Exercise description —
For the data below, please report each line where the word "name" is found.

Records contained in a dataset:
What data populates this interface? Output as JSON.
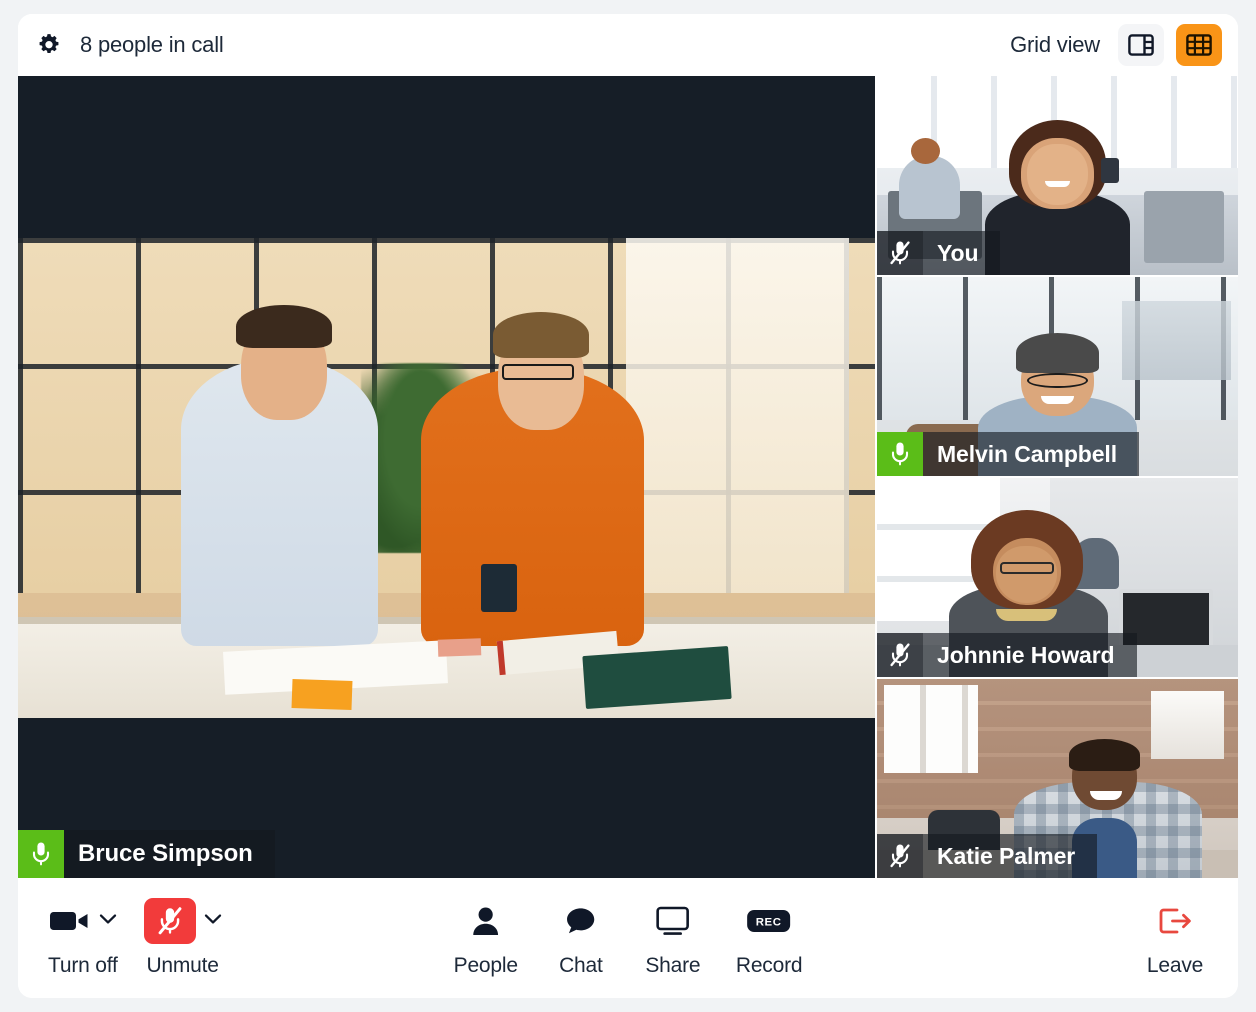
{
  "header": {
    "settings_icon": "gear-icon",
    "title": "8 people in call",
    "view_label": "Grid view",
    "view_options": [
      {
        "name": "sidebar-view",
        "icon": "sidebar-layout-icon",
        "active": false
      },
      {
        "name": "grid-view",
        "icon": "grid-layout-icon",
        "active": true
      }
    ],
    "accent_color": "#f99417"
  },
  "main_speaker": {
    "name": "Bruce Simpson",
    "mic_state": "unmuted",
    "mic_icon": "microphone-icon",
    "mic_badge_color": "#5bbd18",
    "scene_description": "Two men seated at a table in a modern office with glass walls"
  },
  "participants": [
    {
      "name": "You",
      "mic_state": "muted",
      "mic_icon": "microphone-muted-icon",
      "scene_description": "Woman wearing a headset in a bright open-plan office"
    },
    {
      "name": "Melvin Campbell",
      "mic_state": "unmuted",
      "mic_icon": "microphone-icon",
      "scene_description": "Man in beanie and glasses smiling in a cafe"
    },
    {
      "name": "Johnnie Howard",
      "mic_state": "muted",
      "mic_icon": "microphone-muted-icon",
      "scene_description": "Woman with curly hair in a grey top in an office"
    },
    {
      "name": "Katie Palmer",
      "mic_state": "muted",
      "mic_icon": "microphone-muted-icon",
      "scene_description": "Man in a plaid shirt smiling in a loft workspace"
    }
  ],
  "toolbar": {
    "left": [
      {
        "label": "Turn off",
        "icon": "video-camera-icon",
        "has_chevron": true,
        "state": "on"
      },
      {
        "label": "Unmute",
        "icon": "microphone-muted-icon",
        "has_chevron": true,
        "state": "muted",
        "color": "#f23b3b"
      }
    ],
    "center": [
      {
        "label": "People",
        "icon": "person-icon"
      },
      {
        "label": "Chat",
        "icon": "chat-bubble-icon"
      },
      {
        "label": "Share",
        "icon": "screen-share-icon"
      },
      {
        "label": "Record",
        "icon": "record-badge-icon"
      }
    ],
    "right": [
      {
        "label": "Leave",
        "icon": "leave-call-icon",
        "color": "#e8483f"
      }
    ]
  }
}
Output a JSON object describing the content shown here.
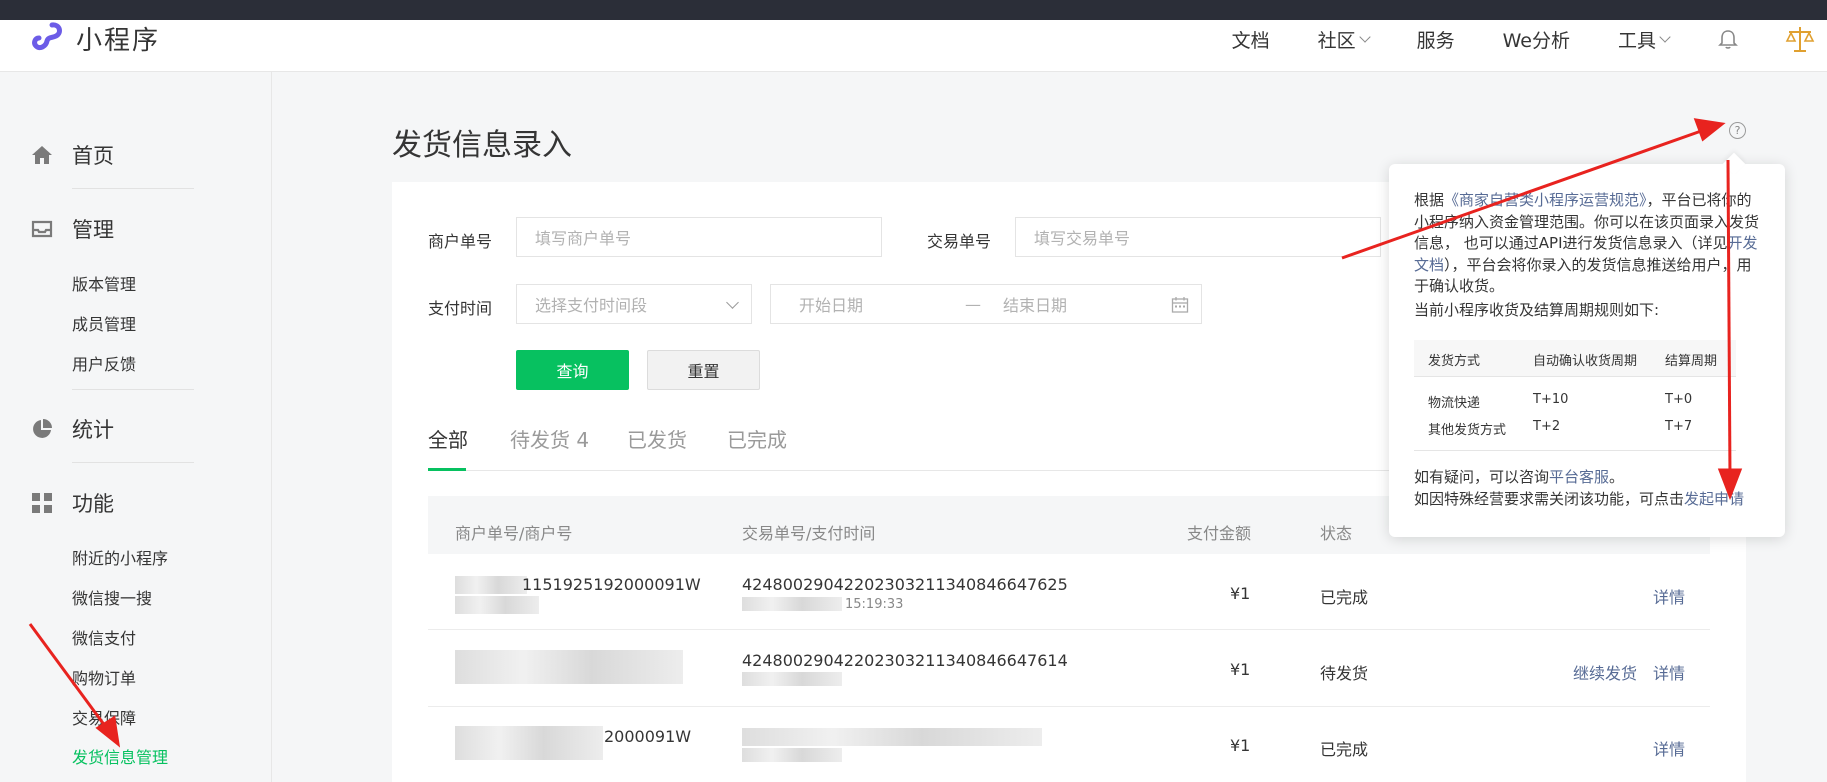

Task answer —
        "name": "sidebar-view",
        "name": "grid-view",
    "name": "Bruce Simpson",
      "name": "You",
      "name": "Melvin Campbell",
      "name": "Johnnie Howard",
      "name": "Katie Palmer",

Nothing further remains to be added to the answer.